We seek to supersede traditional optoelectronics with devices that use excitons to mediate the flow of energy. Mastering the properties of excitons offers the ability to guide energy at the nanoscale, and transform it with a flexibility that is impossible in conventional systems. For example, excitons have no net charge and can be split or combined. As an example, we have exploited this flexibility by using singlet exciton fission to generate multiple carriers in a solar cell at an efficiency of > 1.26 electrons per photon, exceeding the unity limit in conventional electronic materials.

The spintronics of excitons is key to our work. Indeed, the high efficiencies of singlet exciton fission arise because competing thermalization losses are spin disallowed.


Figure: Unlike electrons, excitons can be split. In the Center for Excitonics, we have used singlet exciton fission in pentacene to generate at least 1.26 electrons per photon. From Baldo, Van Voorhis, et al. Science (2013) and APL (2013)

Photovoltaic (PV) cells remain an expensive source of electrical power. We believe that the best way to reduce the cost of PV energy is to improve efficiencies. This reduces both the cost of the solar cell per Watt generated, as well as reducing the installation cost, since fewer cells are required.

We are following two approaches to reducing the cost of PV energy.

(i) Solar antennas
Solar antennas are optical devices installed as coatings on solar cells or as separate light absorbing structures. They can be used to concentrate light or enhance efficiency.
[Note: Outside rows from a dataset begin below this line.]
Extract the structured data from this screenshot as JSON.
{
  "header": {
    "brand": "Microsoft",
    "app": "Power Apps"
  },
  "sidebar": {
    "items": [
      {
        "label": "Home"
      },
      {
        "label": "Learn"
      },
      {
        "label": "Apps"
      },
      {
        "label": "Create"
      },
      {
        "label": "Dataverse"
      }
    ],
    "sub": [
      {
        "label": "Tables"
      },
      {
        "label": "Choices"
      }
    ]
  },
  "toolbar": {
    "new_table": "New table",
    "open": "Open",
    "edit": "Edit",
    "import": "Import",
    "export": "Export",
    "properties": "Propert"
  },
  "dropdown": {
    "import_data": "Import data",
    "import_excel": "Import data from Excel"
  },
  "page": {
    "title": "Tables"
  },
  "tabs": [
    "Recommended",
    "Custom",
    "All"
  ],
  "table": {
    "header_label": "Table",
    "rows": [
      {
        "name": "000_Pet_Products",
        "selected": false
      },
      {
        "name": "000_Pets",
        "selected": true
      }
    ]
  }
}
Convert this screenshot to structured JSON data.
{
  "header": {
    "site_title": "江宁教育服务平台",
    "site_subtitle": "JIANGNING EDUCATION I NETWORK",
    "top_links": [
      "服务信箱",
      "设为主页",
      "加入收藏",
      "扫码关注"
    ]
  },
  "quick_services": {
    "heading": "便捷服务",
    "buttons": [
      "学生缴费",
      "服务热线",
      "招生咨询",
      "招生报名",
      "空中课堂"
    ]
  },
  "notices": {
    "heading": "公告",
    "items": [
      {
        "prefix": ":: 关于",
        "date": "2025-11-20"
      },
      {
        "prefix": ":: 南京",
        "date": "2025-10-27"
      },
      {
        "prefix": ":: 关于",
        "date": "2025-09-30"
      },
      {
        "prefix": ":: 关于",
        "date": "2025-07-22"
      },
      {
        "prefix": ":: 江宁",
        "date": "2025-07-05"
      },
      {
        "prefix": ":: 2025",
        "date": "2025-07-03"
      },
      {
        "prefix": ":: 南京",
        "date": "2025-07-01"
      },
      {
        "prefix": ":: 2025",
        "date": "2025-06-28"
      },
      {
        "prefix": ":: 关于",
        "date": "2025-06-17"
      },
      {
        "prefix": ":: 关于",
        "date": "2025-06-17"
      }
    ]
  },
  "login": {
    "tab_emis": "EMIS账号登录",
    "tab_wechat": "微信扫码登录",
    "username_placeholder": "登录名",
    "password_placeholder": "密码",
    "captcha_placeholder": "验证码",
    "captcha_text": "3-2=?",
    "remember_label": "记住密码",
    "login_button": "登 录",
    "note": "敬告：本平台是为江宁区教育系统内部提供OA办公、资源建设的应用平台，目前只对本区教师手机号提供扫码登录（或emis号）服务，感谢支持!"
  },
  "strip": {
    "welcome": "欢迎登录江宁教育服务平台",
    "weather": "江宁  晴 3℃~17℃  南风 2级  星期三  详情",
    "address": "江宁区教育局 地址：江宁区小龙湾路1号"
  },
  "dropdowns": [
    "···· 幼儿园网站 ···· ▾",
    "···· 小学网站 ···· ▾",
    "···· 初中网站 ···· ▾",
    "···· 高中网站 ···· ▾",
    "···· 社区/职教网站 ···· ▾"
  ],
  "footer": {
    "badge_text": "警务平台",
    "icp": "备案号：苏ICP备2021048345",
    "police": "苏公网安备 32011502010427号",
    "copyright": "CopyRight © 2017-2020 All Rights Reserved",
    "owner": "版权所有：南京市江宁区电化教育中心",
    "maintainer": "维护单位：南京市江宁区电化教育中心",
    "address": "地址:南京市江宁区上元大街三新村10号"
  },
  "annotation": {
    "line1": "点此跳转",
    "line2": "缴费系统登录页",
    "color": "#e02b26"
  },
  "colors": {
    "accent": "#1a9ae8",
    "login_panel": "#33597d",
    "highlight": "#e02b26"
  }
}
For example, we have built solar concentrators that collect light using organic dyes and concentrate it on solar cells. The architecture is known as a luminescent solar concentrator (LSC). It enables high optical concentration without excess heating in a stationary system. Perhaps the ultimate LSC is a solar powered laser. Here, sunlight is transformed into a coherent beam. This allows the maximum possible optical concentration, and can also be used for wavelength conversion. Finally, we have been investigating the use of singlet exciton fission in solar antennas. Exciton fission can occur in organic materials when the singlet exciton has almost exactly twice the energy of the triplet. We are interested in using this mechanism to improve the efficiency of inorganic solar cells in the visible spectrum.

See our work on:

(ii) Organic Solar Cells
Organic solar cells promise to be cheap sources of photovoltaic energy. They presently limited, however, by relatively low efficiencies. One notable aspect of organic cells is that their operation is much closer to photosynthesis than conventional photovoltaics. Our initial work employed biological materials extracted from plants and photosynthetic bacteria. This was perhaps the first demonstration of the integration of photosynthetic protein-molecular complexes in solid state devices. More recently, we have continued our interest in photosynthesis by imitating the multistep charge dissociation pathway. This led to a focus on the charge transfer states that mediate both exciton dissociation and charge recombination. Our other focus in organic photovoltaics is spin engineering. We are following the example of organic LEDs, where control over exciton spin led to large increases in efficiency. In principle, control over spin offers three benefits: much longer exciton diffusion lengths for triplet (spin 1) excitons, the ability to turn off recombination by engineering triplet CT states, and exploiting singlet exciton fission to increase photocurrents. See our work on: